In the past decade, the definition of stroke has been revised and major advances have been made for its treatment and prevention. For acute ischaemic stroke, the addition of endovascular thrombectomy of proximal large artery occlusion to intravenous alteplase increases functional independence for a further fifth of patients. The benefits of aspirin in preventing early recurrent ischaemic stroke are greater than previously recognised. Other strategies to prevent recurrent stroke now include direct oral anticoagulants as an alternative to warfarin for atrial fibrillation, and carotid stenting as an alternative to endarterectomy for symptomatic carotid stenosis...
September 13, 2016: Lancet
Lukas Buendgens, Alexander Koch, Frank Tacke
Stress-related mucosal disease is a typical complication of critically ill patients in the intensive care unit (ICU). It poses a risk of clinically relevant upper gastrointestinal (GI) bleeding. Therefore, stress ulcer prophylaxis (SUP) is recommended in high-risk patients, especially those mechanically ventilated > 48 h and those with a manifest coagulopathy. Proton pump inhibitors (PPI) and, less effectively, histamine 2 receptor antagonists (H2RA) prevent GI bleeding in critically ill patients in the ICU...
February 4, 2016: World Journal of Critical Care Medicine
Liivi Maddison, Joel Starkopf, Annika Reintam Blaser
This review summarizes the epidemiology, pathophysiological consequences and impact on outcome of mild to moderate (Grade I to II) intra-abdominal hypertension (IAH), points out possible pitfalls in available treatment recommendations and focuses on tasks for future research in the field. IAH occurs in about 40% of ICU patients. Whereas the prevalence of abdominal compartment syndrome seems to be decreasing, the prevalence of IAH does not. More than half of IAH patients present with IAH grade I and approximately a quarter with IAH grade II...
February 4, 2016: World Journal of Critical Care Medicine
Daniel Schwarzkopf, Hendrik Rüddel, Daniel O Thomas-Rüddel, Jörg Felfe, Bernhard Poidinger, Claudia T Matthäus-Krämer, Christiane S Hartog, Frank Bloos
OBJECTIVES: Perceiving nonbeneficial treatment is stressful for ICU staff and may be associated with burnout. We aimed to investigate predictors and consequences of perceived nonbeneficial treatment and to compare nurses and junior and senior physicians. DESIGN: Cross-sectional, multicenter paper-pencil survey on personal and work-related characteristics, perceived nonbeneficial treatment, burnout, and intention to leave the job. SETTING: Convenience sample of 23 German ICUs...
October 21, 2016: Critical Care Medicine
Tessa W Damm, David J Kramer
Caring for critically ill patients with acute and/or chronic liver dysfunction poses a unique challenge. Proper resuscitation and early consideration for transfer to liver transplant centers have resulted in improved outcomes. Liver support devices and cellular models have not yet shown mortality benefit, but they hold promise in the critical care of patients with liver disease. This article reviews pertinent anatomic and physiologic considerations of the liver in critical illness, followed by a selective review of associated organ dysfunction...
July 2016: Critical Care Clinics
2016-10-26 19:54:23
Fetch more papers »
Fetching more papers... Fetching...
Read by QxMD. Sign in or create an account to discover new knowledge that matter to you.
Remove bar
Read by QxMD icon Read
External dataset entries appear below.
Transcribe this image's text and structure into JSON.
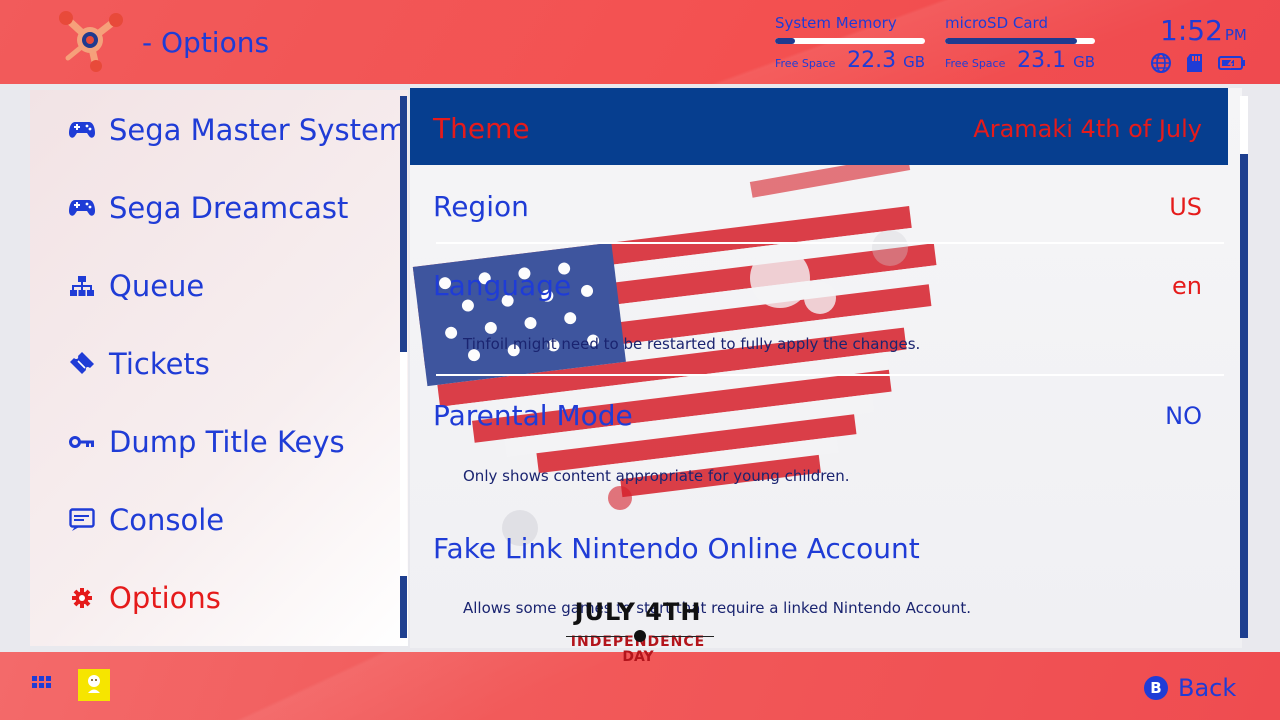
{
  "header": {
    "title": "- Options",
    "logo_icon": "tinfoil-logo-icon",
    "storage": [
      {
        "label": "System Memory",
        "free_label": "Free Space",
        "value": "22.3",
        "unit": "GB",
        "fill": 0.13
      },
      {
        "label": "microSD Card",
        "free_label": "Free Space",
        "value": "23.1",
        "unit": "GB",
        "fill": 0.88
      }
    ],
    "clock": {
      "time": "1:52",
      "ampm": "PM"
    },
    "status_icons": [
      "globe-icon",
      "sd-card-icon",
      "battery-charging-icon"
    ]
  },
  "sidebar": {
    "items": [
      {
        "label": "Sega Master System",
        "icon": "gamepad-icon",
        "active": false
      },
      {
        "label": "Sega Dreamcast",
        "icon": "gamepad-icon",
        "active": false
      },
      {
        "label": "Queue",
        "icon": "hierarchy-icon",
        "active": false
      },
      {
        "label": "Tickets",
        "icon": "ticket-icon",
        "active": false
      },
      {
        "label": "Dump Title Keys",
        "icon": "key-icon",
        "active": false
      },
      {
        "label": "Console",
        "icon": "console-icon",
        "active": false
      },
      {
        "label": "Options",
        "icon": "gear-icon",
        "active": true
      }
    ]
  },
  "options": {
    "rows": [
      {
        "label": "Theme",
        "value": "Aramaki 4th of July",
        "selected": true
      },
      {
        "label": "Region",
        "value": "US",
        "value_color": "#e51b1b"
      },
      {
        "label": "Language",
        "value": "en",
        "value_color": "#e51b1b",
        "description": "Tinfoil might need to be restarted to fully apply the changes."
      },
      {
        "label": "Parental Mode",
        "value": "NO",
        "value_color": "#1f3cd6",
        "description": "Only shows content appropriate for young children."
      },
      {
        "label": "Fake Link Nintendo Online Account",
        "value": "",
        "description": "Allows some games to start that require a linked Nintendo Account."
      }
    ]
  },
  "theme_badge": {
    "line1": "JULY 4TH",
    "line2": "INDEPENDENCE",
    "line3": "DAY"
  },
  "footer": {
    "apps_icon": "grid-icon",
    "avatar_icon": "user-avatar",
    "back_button_glyph": "B",
    "back_label": "Back"
  },
  "colors": {
    "accent": "#1f3cd6",
    "header_bg": "#f35050",
    "selected_row": "#063e8f",
    "active_text": "#e51b1b"
  }
}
Search Tips

Use Boolean operators: AND/OR

diabetic AND foot
diabetes OR diabetic

Exclude a word using the 'minus' sign
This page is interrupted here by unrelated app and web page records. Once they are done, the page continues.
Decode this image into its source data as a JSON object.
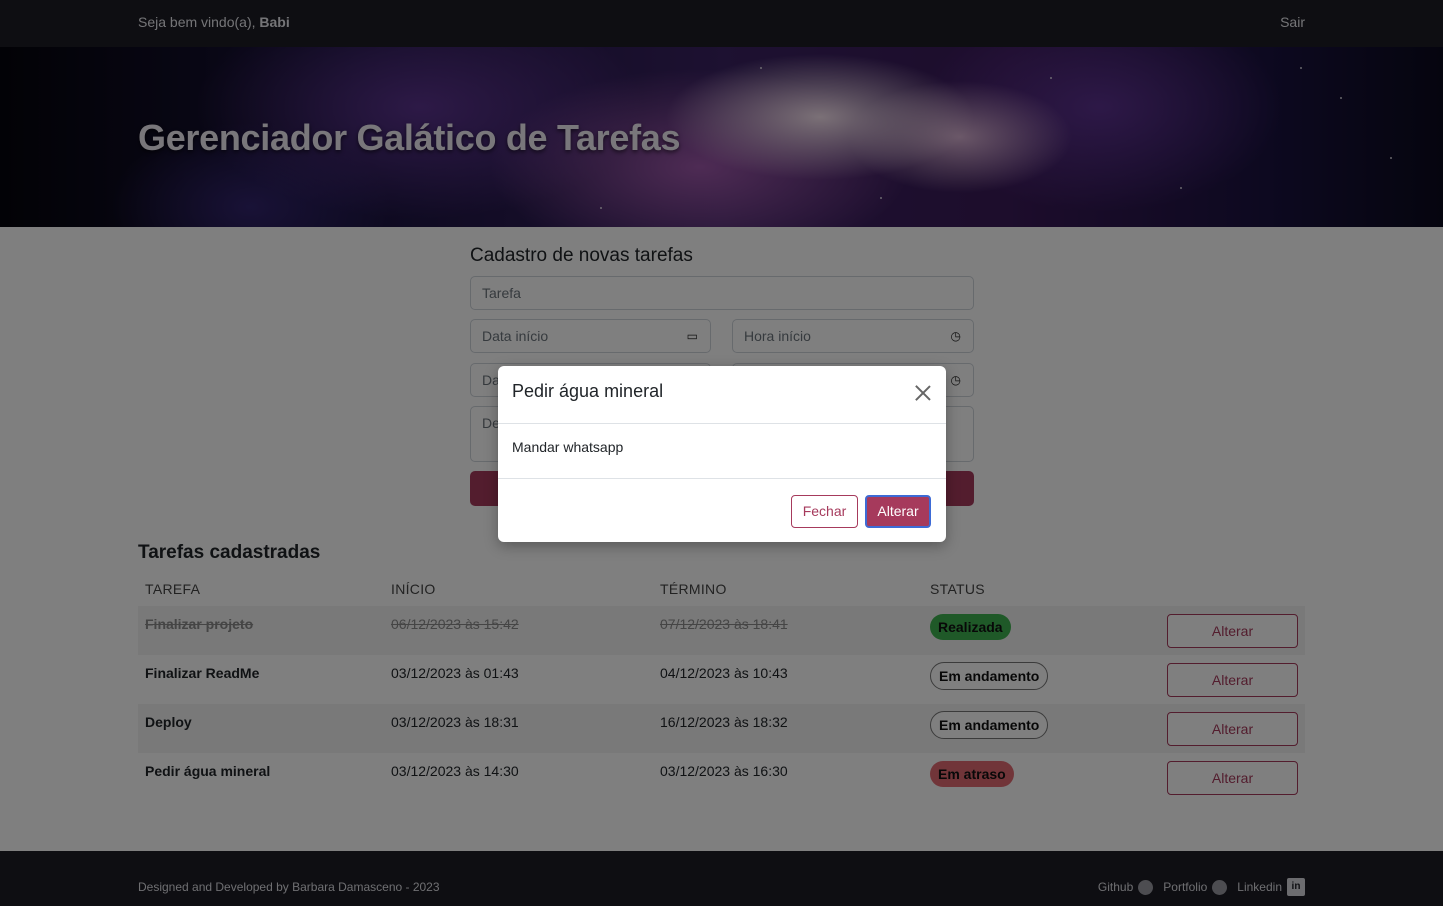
{
  "navbar": {
    "welcome_prefix": "Seja bem vindo(a), ",
    "username": "Babi",
    "logout_label": "Sair"
  },
  "hero": {
    "title": "Gerenciador Galático de Tarefas"
  },
  "form": {
    "title": "Cadastro de novas tarefas",
    "task_placeholder": "Tarefa",
    "start_date_placeholder": "Data início",
    "start_time_placeholder": "Hora início",
    "end_date_placeholder_partial": "Da",
    "description_placeholder_partial": "De"
  },
  "tasks": {
    "title": "Tarefas cadastradas",
    "columns": [
      "TAREFA",
      "INÍCIO",
      "TÉRMINO",
      "STATUS"
    ],
    "rows": [
      {
        "name": "Finalizar projeto",
        "start": "06/12/2023 às 15:42",
        "end": "07/12/2023 às 18:41",
        "status": "Realizada",
        "action": "Alterar"
      },
      {
        "name": "Finalizar ReadMe",
        "start": "03/12/2023 às 01:43",
        "end": "04/12/2023 às 10:43",
        "status": "Em andamento",
        "action": "Alterar"
      },
      {
        "name": "Deploy",
        "start": "03/12/2023 às 18:31",
        "end": "16/12/2023 às 18:32",
        "status": "Em andamento",
        "action": "Alterar"
      },
      {
        "name": "Pedir água mineral",
        "start": "03/12/2023 às 14:30",
        "end": "03/12/2023 às 16:30",
        "status": "Em atraso",
        "action": "Alterar"
      }
    ]
  },
  "modal": {
    "title": "Pedir água mineral",
    "body": "Mandar whatsapp",
    "close_label": "Fechar",
    "confirm_label": "Alterar"
  },
  "footer": {
    "copyright": "Designed and Developed by Barbara Damasceno - 2023",
    "links": [
      {
        "label": "Github",
        "icon": "github-icon"
      },
      {
        "label": "Portfolio",
        "icon": "globe-icon"
      },
      {
        "label": "Linkedin",
        "icon": "linkedin-icon"
      }
    ]
  },
  "colors": {
    "accent": "#a63a5c",
    "navbar_bg": "#1c1d24",
    "status_done": "#3fb350",
    "status_late": "#e36a73"
  }
}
Virchow -triad

Use Parentheses

water AND (cup OR glass)

Add an asterisk (*) at end of a word to include word stems

Neuro* will search for Neurology, Neuroscientist, Neurological, and so on

Use quotes to search for an exact phrase

"primary prevention of cancer"
(heart or cardiac or cardio*) AND arrest -"American Heart Association"